1. Imbalance in the rate oftriacylglycerol formation andexport causes fatty liver. -Accumulation of lipid astriacylglycerol in the liver causescirrhosis and impaired liver function.
Fatty liver falls into two categories:a. Raised levels of plasma free fatty acids resulting from mobilization of fat from adipose tissue or from the hydrolysis of lipoprotein triacylglycerol by lipoprotein lipase in extrahepatic tissues. Increasing amounts of free fatty acids are taken up by the liver and esterified. The production of VLDL does not keep pace with the influx of free fatty acids, allowing triacylglycerol to accumulate, causing fatty liver. During starvation, quantity of triacylglycerol in the liver is increased, and ability to secret VLDL is impaired. This may be due to low levels of insulin.
a. Due to a metabolic block in the production of plasma lipoproteins, thus allowing triacylglycerol to accumulate. Lesion could be due to: 1. A block in apolipoprotein synthesis 2. A block in the synthesis of lipoprotein from lipid and apolipoprotein 3. A failure in the secretory mechanism itself. In experimental animals, deficiency of choline, treatment with puromycin, ethionine, carbon tetrachloride, chloroform, phosphorous, lead, and arsenic causes fatty liver.

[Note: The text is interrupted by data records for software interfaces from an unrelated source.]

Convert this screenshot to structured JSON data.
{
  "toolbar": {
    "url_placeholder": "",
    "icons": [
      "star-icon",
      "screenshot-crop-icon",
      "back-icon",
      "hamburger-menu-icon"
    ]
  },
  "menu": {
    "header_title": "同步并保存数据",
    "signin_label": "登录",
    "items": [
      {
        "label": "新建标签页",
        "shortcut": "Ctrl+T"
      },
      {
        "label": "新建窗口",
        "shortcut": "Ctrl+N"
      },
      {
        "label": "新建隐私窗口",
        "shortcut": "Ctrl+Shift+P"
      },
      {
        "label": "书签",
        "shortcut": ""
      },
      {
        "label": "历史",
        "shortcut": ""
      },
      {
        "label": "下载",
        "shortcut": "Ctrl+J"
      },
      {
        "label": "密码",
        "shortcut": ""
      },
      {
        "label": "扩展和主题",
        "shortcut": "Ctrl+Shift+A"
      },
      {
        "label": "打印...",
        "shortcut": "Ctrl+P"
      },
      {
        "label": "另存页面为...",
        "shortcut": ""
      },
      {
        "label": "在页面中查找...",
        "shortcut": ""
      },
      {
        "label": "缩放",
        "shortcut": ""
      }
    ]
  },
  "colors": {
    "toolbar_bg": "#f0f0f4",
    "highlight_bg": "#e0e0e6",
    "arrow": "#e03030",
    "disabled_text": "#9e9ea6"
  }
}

Ethanol also causes fatty liver: Alcoholism leads to fat accumulation in the liver, hyperlipidemia, and ultimately cirrhosis
A. Increased NADH/NAD+ ratio causes Shift in the malate oxaloacetate, which may reduce activity of the citric acid cycle. Net effect of inhibiting fatty acid oxidation is to cause increased esterification of fatty acids in triacylglycerol, which may be the cause of fatty liver. B. also causes increase in lactate/pyruvate ratio that results in hyperlacticacidemia, which in turn decreases the capacity of kidney to excrete uric acid. C. Increase in acetyl-CoA causes increased lipogenesis and cholesterol